**How to complete this task**
Whenever a line of the material contains the string "MIEDO", it should be copied.

--- Supplied records Enclosed Below ---

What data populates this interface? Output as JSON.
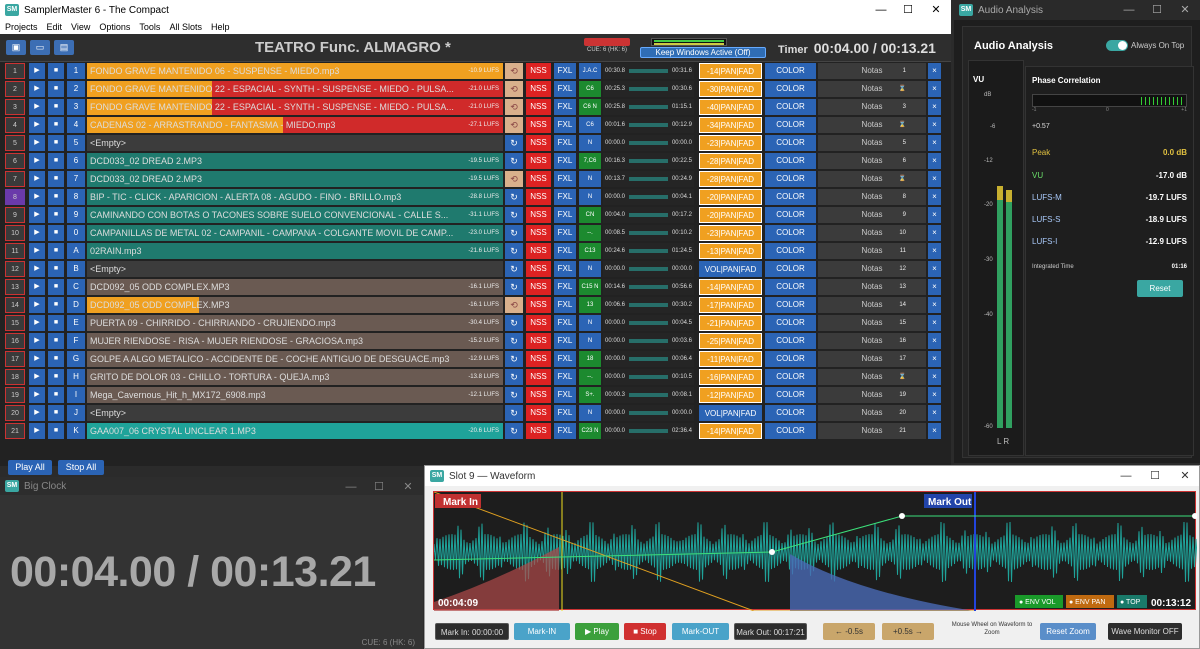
{
  "main": {
    "title": "SamplerMaster 6 - The Compact",
    "logo": "SM",
    "menu": [
      "Projects",
      "Edit",
      "View",
      "Options",
      "Tools",
      "All Slots",
      "Help"
    ],
    "show_title": "TEATRO Func. ALMAGRO  *",
    "cue": "CUE: 6 (HK: 6)",
    "kw_button": "Keep Windows Active (Off)",
    "timer_label": "Timer",
    "timer_value": "00:04.00 / 00:13.21",
    "play_all": "Play All",
    "stop_all": "Stop All"
  },
  "rows": [
    {
      "n": "1",
      "k": "1",
      "name": "FONDO GRAVE MANTENIDO 06 - SUSPENSE - MIEDO.mp3",
      "lufs": "-10.9 LUFS",
      "c": "J.A.C",
      "cg": false,
      "ws": "00:30.8",
      "we": "00:31.6",
      "pan": "-14|PAN|FAD",
      "pand": false,
      "notes": "Notas",
      "nn": "1",
      "bg": "#d02a2a",
      "fill": 1.0,
      "lp": "loop"
    },
    {
      "n": "2",
      "k": "2",
      "name": "FONDO GRAVE MANTENIDO 22 - ESPACIAL - SYNTH - SUSPENSE - MIEDO - PULSA...",
      "lufs": "-21.0 LUFS",
      "c": "C6",
      "cg": true,
      "ws": "00:25.3",
      "we": "00:30.6",
      "pan": "-30|PAN|FAD",
      "pand": false,
      "notes": "Notas",
      "nn": "⌛",
      "bg": "#d02a2a",
      "fill": 0.3,
      "lp": "loop"
    },
    {
      "n": "3",
      "k": "3",
      "name": "FONDO GRAVE MANTENIDO 22 - ESPACIAL - SYNTH - SUSPENSE - MIEDO - PULSA...",
      "lufs": "-21.0 LUFS",
      "c": "C6 N",
      "cg": true,
      "ws": "00:25.8",
      "we": "01:15.1",
      "pan": "-40|PAN|FAD",
      "pand": false,
      "notes": "Notas",
      "nn": "3",
      "bg": "#d02a2a",
      "fill": 0.3,
      "lp": "loop"
    },
    {
      "n": "4",
      "k": "4",
      "name": "CADENAS 02 - ARRASTRANDO  - FANTASMA - MIEDO.mp3",
      "lufs": "-27.1 LUFS",
      "c": "C6",
      "cg": false,
      "ws": "00:01.6",
      "we": "00:12.9",
      "pan": "-34|PAN|FAD",
      "pand": false,
      "notes": "Notas",
      "nn": "⌛",
      "bg": "#d02a2a",
      "fill": 0.47,
      "lp": "loop"
    },
    {
      "n": "5",
      "k": "5",
      "name": "<Empty>",
      "lufs": "",
      "c": "N",
      "cg": false,
      "ws": "00:00.0",
      "we": "00:00.0",
      "pan": "-23|PAN|FAD",
      "pand": false,
      "notes": "Notas",
      "nn": "5",
      "bg": "#3c3c3c",
      "fill": 0,
      "lp": "once"
    },
    {
      "n": "6",
      "k": "6",
      "name": "DCD033_02 DREAD 2.MP3",
      "lufs": "-19.5 LUFS",
      "c": "7,C6",
      "cg": true,
      "ws": "00:16.3",
      "we": "00:22.5",
      "pan": "-28|PAN|FAD",
      "pand": false,
      "notes": "Notas",
      "nn": "6",
      "bg": "#1f7a6e",
      "fill": 0,
      "lp": "once"
    },
    {
      "n": "7",
      "k": "7",
      "name": "DCD033_02 DREAD 2.MP3",
      "lufs": "-19.5 LUFS",
      "c": "N",
      "cg": false,
      "ws": "00:13.7",
      "we": "00:24.9",
      "pan": "-28|PAN|FAD",
      "pand": false,
      "notes": "Notas",
      "nn": "⌛",
      "bg": "#1f7a6e",
      "fill": 0,
      "lp": "loop"
    },
    {
      "n": "8",
      "k": "8",
      "name": "BIP - TIC - CLICK -  APARICION - ALERTA 08 - AGUDO - FINO - BRILLO.mp3",
      "lufs": "-28.8 LUFS",
      "c": "N",
      "cg": false,
      "ws": "00:00.0",
      "we": "00:04.1",
      "pan": "-20|PAN|FAD",
      "pand": false,
      "notes": "Notas",
      "nn": "8",
      "bg": "#1f7a6e",
      "fill": 0,
      "lp": "once"
    },
    {
      "n": "9",
      "k": "9",
      "name": "CAMINANDO CON BOTAS O TACONES  SOBRE SUELO CONVENCIONAL - CALLE S...",
      "lufs": "-31.1 LUFS",
      "c": "CN",
      "cg": true,
      "ws": "00:04.0",
      "we": "00:17.2",
      "pan": "-20|PAN|FAD",
      "pand": false,
      "notes": "Notas",
      "nn": "9",
      "bg": "#1f7a6e",
      "fill": 0,
      "lp": "once"
    },
    {
      "n": "10",
      "k": "0",
      "name": "CAMPANILLAS DE METAL 02 - CAMPANIL - CAMPANA - COLGANTE MOVIL DE CAMP...",
      "lufs": "-23.0 LUFS",
      "c": "--.",
      "cg": true,
      "ws": "00:08.5",
      "we": "00:10.2",
      "pan": "-23|PAN|FAD",
      "pand": false,
      "notes": "Notas",
      "nn": "10",
      "bg": "#1f7a6e",
      "fill": 0,
      "lp": "once"
    },
    {
      "n": "11",
      "k": "A",
      "name": "02RAIN.mp3",
      "lufs": "-21.6 LUFS",
      "c": "C13",
      "cg": true,
      "ws": "00:24.6",
      "we": "01:24.5",
      "pan": "-13|PAN|FAD",
      "pand": false,
      "notes": "Notas",
      "nn": "11",
      "bg": "#1f7a6e",
      "fill": 0,
      "lp": "once"
    },
    {
      "n": "12",
      "k": "B",
      "name": "<Empty>",
      "lufs": "",
      "c": "N",
      "cg": false,
      "ws": "00:00.0",
      "we": "00:00.0",
      "pan": "VOL|PAN|FAD",
      "pand": true,
      "notes": "Notas",
      "nn": "12",
      "bg": "#3c3c3c",
      "fill": 0,
      "lp": "once"
    },
    {
      "n": "13",
      "k": "C",
      "name": "DCD092_05 ODD COMPLEX.MP3",
      "lufs": "-16.1 LUFS",
      "c": "C15 N",
      "cg": true,
      "ws": "00:14.6",
      "we": "00:56.6",
      "pan": "-14|PAN|FAD",
      "pand": false,
      "notes": "Notas",
      "nn": "13",
      "bg": "#6a5a52",
      "fill": 0,
      "lp": "once"
    },
    {
      "n": "14",
      "k": "D",
      "name": "DCD092_05 ODD COMPLEX.MP3",
      "lufs": "-16.1 LUFS",
      "c": "13",
      "cg": true,
      "ws": "00:06.6",
      "we": "00:30.2",
      "pan": "-17|PAN|FAD",
      "pand": false,
      "notes": "Notas",
      "nn": "14",
      "bg": "#6a5a52",
      "fill": 0.27,
      "lp": "loop"
    },
    {
      "n": "15",
      "k": "E",
      "name": "PUERTA 09 - CHIRRIDO - CHIRRIANDO - CRUJIENDO.mp3",
      "lufs": "-30.4 LUFS",
      "c": "N",
      "cg": false,
      "ws": "00:00.0",
      "we": "00:04.5",
      "pan": "-21|PAN|FAD",
      "pand": false,
      "notes": "Notas",
      "nn": "15",
      "bg": "#6a5a52",
      "fill": 0,
      "lp": "once"
    },
    {
      "n": "16",
      "k": "F",
      "name": "MUJER RIENDOSE - RISA - MUJER RIENDOSE - GRACIOSA.mp3",
      "lufs": "-15.2 LUFS",
      "c": "N",
      "cg": false,
      "ws": "00:00.0",
      "we": "00:03.6",
      "pan": "-25|PAN|FAD",
      "pand": false,
      "notes": "Notas",
      "nn": "16",
      "bg": "#6a5a52",
      "fill": 0,
      "lp": "once"
    },
    {
      "n": "17",
      "k": "G",
      "name": "GOLPE A ALGO METALICO - ACCIDENTE DE - COCHE ANTIGUO DE DESGUACE.mp3",
      "lufs": "-12.9 LUFS",
      "c": "18",
      "cg": true,
      "ws": "00:00.0",
      "we": "00:06.4",
      "pan": "-11|PAN|FAD",
      "pand": false,
      "notes": "Notas",
      "nn": "17",
      "bg": "#6a5a52",
      "fill": 0,
      "lp": "once"
    },
    {
      "n": "18",
      "k": "H",
      "name": "GRITO DE DOLOR 03 - CHILLO - TORTURA - QUEJA.mp3",
      "lufs": "-13.8 LUFS",
      "c": "--.",
      "cg": true,
      "ws": "00:00.0",
      "we": "00:10.5",
      "pan": "-16|PAN|FAD",
      "pand": false,
      "notes": "Notas",
      "nn": "⌛",
      "bg": "#6a5a52",
      "fill": 0,
      "lp": "once"
    },
    {
      "n": "19",
      "k": "I",
      "name": "Mega_Cavernous_Hit_h_MX172_6908.mp3",
      "lufs": "-12.1 LUFS",
      "c": "S+.",
      "cg": true,
      "ws": "00:00.3",
      "we": "00:08.1",
      "pan": "-12|PAN|FAD",
      "pand": false,
      "notes": "Notas",
      "nn": "19",
      "bg": "#6a5a52",
      "fill": 0,
      "lp": "once"
    },
    {
      "n": "20",
      "k": "J",
      "name": "<Empty>",
      "lufs": "",
      "c": "N",
      "cg": false,
      "ws": "00:00.0",
      "we": "00:00.0",
      "pan": "VOL|PAN|FAD",
      "pand": true,
      "notes": "Notas",
      "nn": "20",
      "bg": "#3c3c3c",
      "fill": 0,
      "lp": "once"
    },
    {
      "n": "21",
      "k": "K",
      "name": "GAA007_06 CRYSTAL UNCLEAR 1.MP3",
      "lufs": "-20.6 LUFS",
      "c": "C23 N",
      "cg": true,
      "ws": "00:00.0",
      "we": "02:36.4",
      "pan": "-14|PAN|FAD",
      "pand": false,
      "notes": "Notas",
      "nn": "21",
      "bg": "#1fa39a",
      "fill": 0,
      "lp": "once"
    }
  ],
  "labels": {
    "nss": "NSS",
    "fxl": "FXL",
    "color": "COLOR",
    "x": "×",
    "play": "▶",
    "stop": "■"
  },
  "audio": {
    "title": "Audio Analysis",
    "heading": "Audio Analysis",
    "always_on_top": "Always On Top",
    "vu_label": "VU",
    "scale": [
      "dB",
      "-6",
      "-12",
      "-20",
      "-30",
      "-40",
      "-60"
    ],
    "phase_title": "Phase Correlation",
    "phase_value": "+0.57",
    "peak_label": "Peak",
    "peak_value": "0.0 dB",
    "vu_stat_label": "VU",
    "vu_stat_value": "-17.0 dB",
    "lufsm_label": "LUFS-M",
    "lufsm_value": "-19.7 LUFS",
    "lufss_label": "LUFS-S",
    "lufss_value": "-18.9 LUFS",
    "lufsi_label": "LUFS-I",
    "lufsi_value": "-12.9 LUFS",
    "it_label": "Integrated Time",
    "it_value": "01:16",
    "reset": "Reset",
    "lr": "L  R",
    "phase_ticks": [
      "-1",
      "0",
      "+1"
    ]
  },
  "clock": {
    "title": "Big Clock",
    "time": "00:04.00 / 00:13.21",
    "cue": "CUE: 6 (HK: 6)"
  },
  "waveform": {
    "title": "Slot 9 — Waveform",
    "mark_in": "Mark In",
    "mark_out": "Mark Out",
    "t_left": "00:04:09",
    "t_right": "00:13:12",
    "env_vol": "● ENV VOL",
    "env_pan": "● ENV PAN",
    "top": "● TOP",
    "btn_markin_time": "Mark In: 00:00:00",
    "btn_markin": "Mark-IN",
    "btn_play": "▶ Play",
    "btn_stop": "■ Stop",
    "btn_markout": "Mark-OUT",
    "btn_markout_time": "Mark Out: 00:17:21",
    "btn_back": "← -0.5s",
    "btn_fwd": "+0.5s →",
    "hint": "Mouse Wheel on Waveform to Zoom",
    "btn_reset_zoom": "Reset Zoom",
    "btn_monitor": "Wave Monitor OFF"
  }
}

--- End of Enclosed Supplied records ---

**Answer to the exercise**
      "name": "FONDO GRAVE MANTENIDO 06 - SUSPENSE - MIEDO.mp3",
      "name": "FONDO GRAVE MANTENIDO 22 - ESPACIAL - SYNTH - SUSPENSE - MIEDO - PULSA...",
      "name": "FONDO GRAVE MANTENIDO 22 - ESPACIAL - SYNTH - SUSPENSE - MIEDO - PULSA...",
      "name": "CADENAS 02 - ARRASTRANDO  - FANTASMA - MIEDO.mp3",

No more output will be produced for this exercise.